Abdominoplasty (Tummy Tuck)
Prior to procedure (Abdominoplasty)
Loose abdominal wall skin which is often associated with excess fat is of concern to most women especially after
pregnancies. With each pregnancy, the rectus abdomini muscles which are visible as "six packs" on the abdominal wall,
stretch apart and loosen. With this loosening comes increased bulging of the abdominal contents leading to a
"protruding abdomen." An abdominoplasty procedure, otherwise known as a “tummy-tuck,” addresses the excess fat and
skin, as well as the weakness and spreading apart of the rectus abdominis muscles.
In preparation for this procedure, we ask that you clear your gastrointestinal tract with Fleet's. This medication
will make it more comfortable to go to the bathroom, while minimizing surgical risks. The day prior to your surgery,
we ask that you only consume a clear liquid diet to maintain your intestines clear of any residue.
You can otherwise perform your regular activities and work until the day of surgery. Be certain to drink plenty of
fluids to remain well hydrated. On your last appointment prior to the day of surgery, we ask that you wear your
favorite bikini bottom. This will be used by Dr. Sayah to mark the surgical incisions to assure your final abdominal
scar will be well hidden by the bikini.
Dr. Sayah prefers light general anesthesia for his procedures. With this anesthetic technique, you will breathe on
your own, completely unaware of the surgery. While you sleep, a local anesthetic is injected into the surgical site to
minimize post-surgical pain.
Using markings made prior to procedure, incisions are made at the bikini line and around the umbilicus
(belly button). The abdominal skin and underlying fat are then raised surgically. The loose abdominal muscles which
have spread apart with time are sutured together in a special manner to bring them back to their anatomically correct
position. This technique will also tighten the abdominal wall and give you an improved figure. Liposuction is

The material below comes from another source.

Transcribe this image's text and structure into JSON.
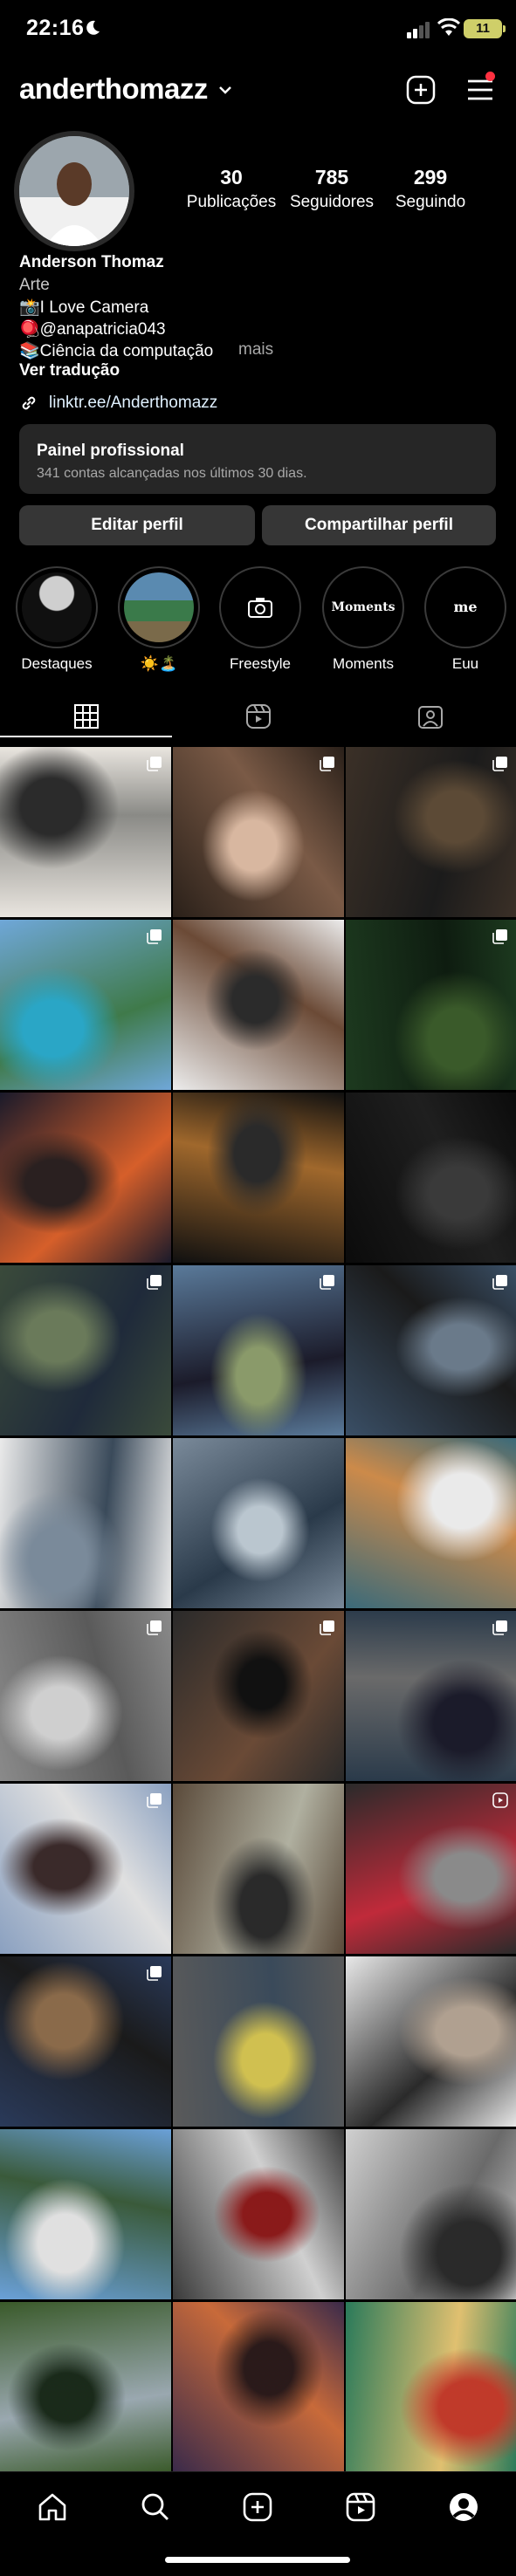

performed to remove any excess fat which remains on the sides. The skin is then re-draped over your abdomen and the
excess skin and fat are excised. Multiple layers are used to close the skin in order to minimize scarring, and to
ensure that the final scar will remain within the "bikini region."
Before the completion of the surgery, a long-acting anesthetic is injected into the surgical sites to minimize
pain post-operatively. Silastic drains are typically placed to collect any oozing that may occur during the few days
after surgery. The drains are typically removed during the first week. An abdominal binder is applied at the
completion of the procedure. You are asked to take the binder off every 4 hours until your first visit.
Post procedure (Abdominoplasty)
Following your procedure, you will be asked to walk with your back flexed forward at the hips in order to minimize
tension on the abdominal. When getting into and out of bed, turn onto your side and get up sideways to minimize any
straining of the wound. Do not attempt to sit-up in bed. Lie down in bed only with your back elevated with a few
pillows. You should not lie flat for the first 2 weeks after surgery. It is also recommended to not sit perfectly
upright for longer than one hour per day during the first week.
On the day of surgery you should drink fluids; but if you experience discomfort, please advance your diet slowly.
Take your medications as prescribed including your antibiotics and pain medicine. You should sleep restfully on this
On first day after surgery, get out of bed by first rolling onto your side. Dr. Sayah encourages you to walk around
as much as possible, and to not lie in bed for prolonged periods. When in bed, move your calves regularly to keep
blood circulating in your legs. Take plenty of deep breaths to maintain your lungs well aerated and to avoid collapse
of certain portions of your lungs. You may be aided with your deep breaths by holding a pillow against your abdomen
to minimize abdominal motion with deep inspiration. Refer to your “general instructions” sheets which were provided
to you for further information as necessary. Remember to remove your compression garment (girdle) every 4 hours while
you are awake. Empty the drains and record the time and amount whenever the “bulb” appears to be about ½ full. The
bulb must be fully collapsed in order to function properly.
During the following week, you are encouraged to walk as much as comfortably possible. The office staff will be
contacting you regularly to ensure your comfort, and to answer any questions. In order for the swelling to resolve
more rapidly and to improve your final results, we ask that you wear your compression garment (girdle) for 6-8 weeks.